• _Excerpts from an interface dataset_
= Beginning of Section =

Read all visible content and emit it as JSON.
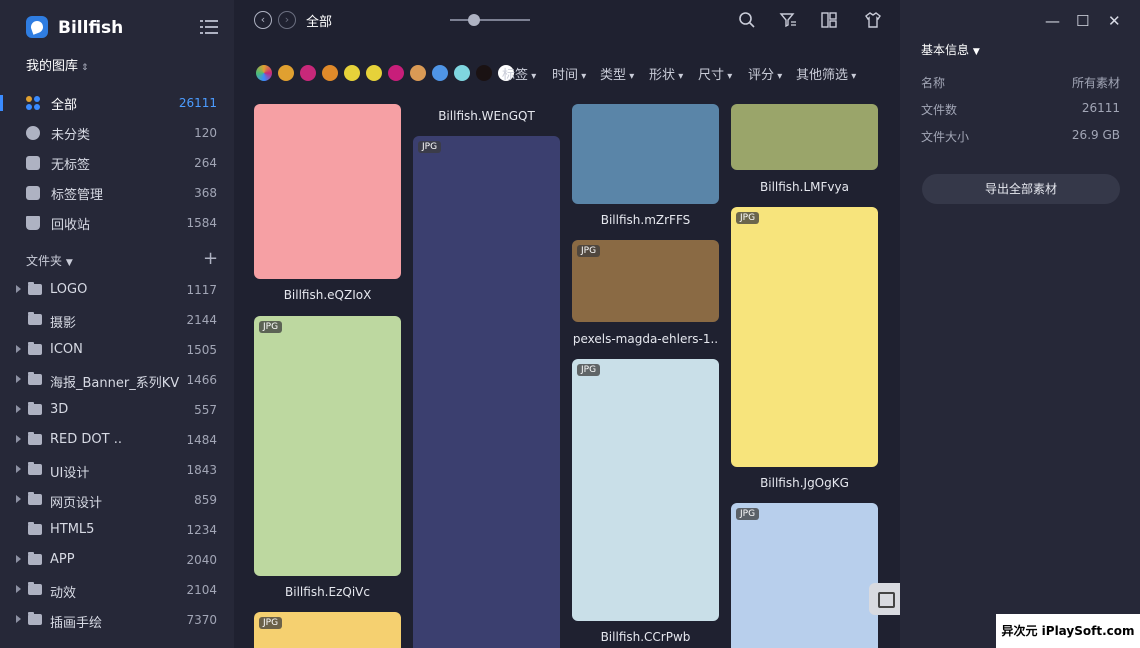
{
  "app": {
    "title": "Billfish",
    "library_label": "我的图库"
  },
  "nav": [
    {
      "label": "全部",
      "count": "26111",
      "active": true
    },
    {
      "label": "未分类",
      "count": "120"
    },
    {
      "label": "无标签",
      "count": "264"
    },
    {
      "label": "标签管理",
      "count": "368"
    },
    {
      "label": "回收站",
      "count": "1584"
    }
  ],
  "folders_header": "文件夹",
  "folders": [
    {
      "label": "LOGO",
      "count": "1117",
      "expandable": true
    },
    {
      "label": "摄影",
      "count": "2144",
      "expandable": false
    },
    {
      "label": "ICON",
      "count": "1505",
      "expandable": true
    },
    {
      "label": "海报_Banner_系列KV",
      "count": "1466",
      "expandable": true
    },
    {
      "label": "3D",
      "count": "557",
      "expandable": true
    },
    {
      "label": "RED DOT ..",
      "count": "1484",
      "expandable": true
    },
    {
      "label": "UI设计",
      "count": "1843",
      "expandable": true
    },
    {
      "label": "网页设计",
      "count": "859",
      "expandable": true
    },
    {
      "label": "HTML5",
      "count": "1234",
      "expandable": false
    },
    {
      "label": "APP",
      "count": "2040",
      "expandable": true
    },
    {
      "label": "动效",
      "count": "2104",
      "expandable": true
    },
    {
      "label": "插画手绘",
      "count": "7370",
      "expandable": true
    }
  ],
  "toolbar": {
    "breadcrumb": "全部",
    "back_icon": "chevron-left-icon",
    "forward_icon": "chevron-right-icon"
  },
  "color_filters": [
    "#e0a030",
    "#c8287a",
    "#e08a2a",
    "#e6d23a",
    "#e6d23a",
    "#c81e7a",
    "#d99a55",
    "#4f95e6",
    "#7fd6e0",
    "#1a1213",
    "#ffffff"
  ],
  "filters": [
    "标签",
    "时间",
    "类型",
    "形状",
    "尺寸",
    "评分",
    "其他筛选"
  ],
  "cards": [
    {
      "name": "Billfish.eQZIoX",
      "tag": "",
      "color": "#f6a0a4"
    },
    {
      "name": "Billfish.EzQiVc",
      "tag": "JPG",
      "color": "#bdd8a0"
    },
    {
      "name": "",
      "tag": "JPG",
      "color": "#f5d070"
    },
    {
      "name": "Billfish.WEnGQT",
      "tag": "",
      "color": ""
    },
    {
      "name": "",
      "tag": "JPG",
      "color": "#3b3f6f"
    },
    {
      "name": "Billfish.mZrFFS",
      "tag": "",
      "color": "#5a85a8"
    },
    {
      "name": "pexels-magda-ehlers-1..",
      "tag": "JPG",
      "color": "#8a6a44"
    },
    {
      "name": "Billfish.CCrPwb",
      "tag": "JPG",
      "color": "#c9dfe8"
    },
    {
      "name": "Billfish.LMFvya",
      "tag": "",
      "color": "#9aa56a"
    },
    {
      "name": "Billfish.JgOgKG",
      "tag": "JPG",
      "color": "#f7e47c"
    },
    {
      "name": "",
      "tag": "JPG",
      "color": "#b8cfec"
    }
  ],
  "info": {
    "title": "基本信息",
    "rows": [
      {
        "label": "名称",
        "value": "所有素材"
      },
      {
        "label": "文件数",
        "value": "26111"
      },
      {
        "label": "文件大小",
        "value": "26.9 GB"
      }
    ],
    "export_label": "导出全部素材"
  },
  "watermark": "异次元 iPlaySoft.com"
}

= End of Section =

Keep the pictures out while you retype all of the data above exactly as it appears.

• _ANSWER_
Read all visible content and emit it as JSON.
{
  "app": {
    "title": "Billfish",
    "library_label": "我的图库"
  },
  "nav": [
    {
      "label": "全部",
      "count": "26111",
      "active": true
    },
    {
      "label": "未分类",
      "count": "120"
    },
    {
      "label": "无标签",
      "count": "264"
    },
    {
      "label": "标签管理",
      "count": "368"
    },
    {
      "label": "回收站",
      "count": "1584"
    }
  ],
  "folders_header": "文件夹",
  "folders": [
    {
      "label": "LOGO",
      "count": "1117",
      "expandable": true
    },
    {
      "label": "摄影",
      "count": "2144",
      "expandable": false
    },
    {
      "label": "ICON",
      "count": "1505",
      "expandable": true
    },
    {
      "label": "海报_Banner_系列KV",
      "count": "1466",
      "expandable": true
    },
    {
      "label": "3D",
      "count": "557",
      "expandable": true
    },
    {
      "label": "RED DOT ..",
      "count": "1484",
      "expandable": true
    },
    {
      "label": "UI设计",
      "count": "1843",
      "expandable": true
    },
    {
      "label": "网页设计",
      "count": "859",
      "expandable": true
    },
    {
      "label": "HTML5",
      "count": "1234",
      "expandable": false
    },
    {
      "label": "APP",
      "count": "2040",
      "expandable": true
    },
    {
      "label": "动效",
      "count": "2104",
      "expandable": true
    },
    {
      "label": "插画手绘",
      "count": "7370",
      "expandable": true
    }
  ],
  "toolbar": {
    "breadcrumb": "全部",
    "back_icon": "chevron-left-icon",
    "forward_icon": "chevron-right-icon"
  },
  "color_filters": [
    "#e0a030",
    "#c8287a",
    "#e08a2a",
    "#e6d23a",
    "#e6d23a",
    "#c81e7a",
    "#d99a55",
    "#4f95e6",
    "#7fd6e0",
    "#1a1213",
    "#ffffff"
  ],
  "filters": [
    "标签",
    "时间",
    "类型",
    "形状",
    "尺寸",
    "评分",
    "其他筛选"
  ],
  "cards": [
    {
      "name": "Billfish.eQZIoX",
      "tag": "",
      "color": "#f6a0a4"
    },
    {
      "name": "Billfish.EzQiVc",
      "tag": "JPG",
      "color": "#bdd8a0"
    },
    {
      "name": "",
      "tag": "JPG",
      "color": "#f5d070"
    },
    {
      "name": "Billfish.WEnGQT",
      "tag": "",
      "color": ""
    },
    {
      "name": "",
      "tag": "JPG",
      "color": "#3b3f6f"
    },
    {
      "name": "Billfish.mZrFFS",
      "tag": "",
      "color": "#5a85a8"
    },
    {
      "name": "pexels-magda-ehlers-1..",
      "tag": "JPG",
      "color": "#8a6a44"
    },
    {
      "name": "Billfish.CCrPwb",
      "tag": "JPG",
      "color": "#c9dfe8"
    },
    {
      "name": "Billfish.LMFvya",
      "tag": "",
      "color": "#9aa56a"
    },
    {
      "name": "Billfish.JgOgKG",
      "tag": "JPG",
      "color": "#f7e47c"
    },
    {
      "name": "",
      "tag": "JPG",
      "color": "#b8cfec"
    }
  ],
  "info": {
    "title": "基本信息",
    "rows": [
      {
        "label": "名称",
        "value": "所有素材"
      },
      {
        "label": "文件数",
        "value": "26111"
      },
      {
        "label": "文件大小",
        "value": "26.9 GB"
      }
    ],
    "export_label": "导出全部素材"
  },
  "watermark": "异次元 iPlaySoft.com"
}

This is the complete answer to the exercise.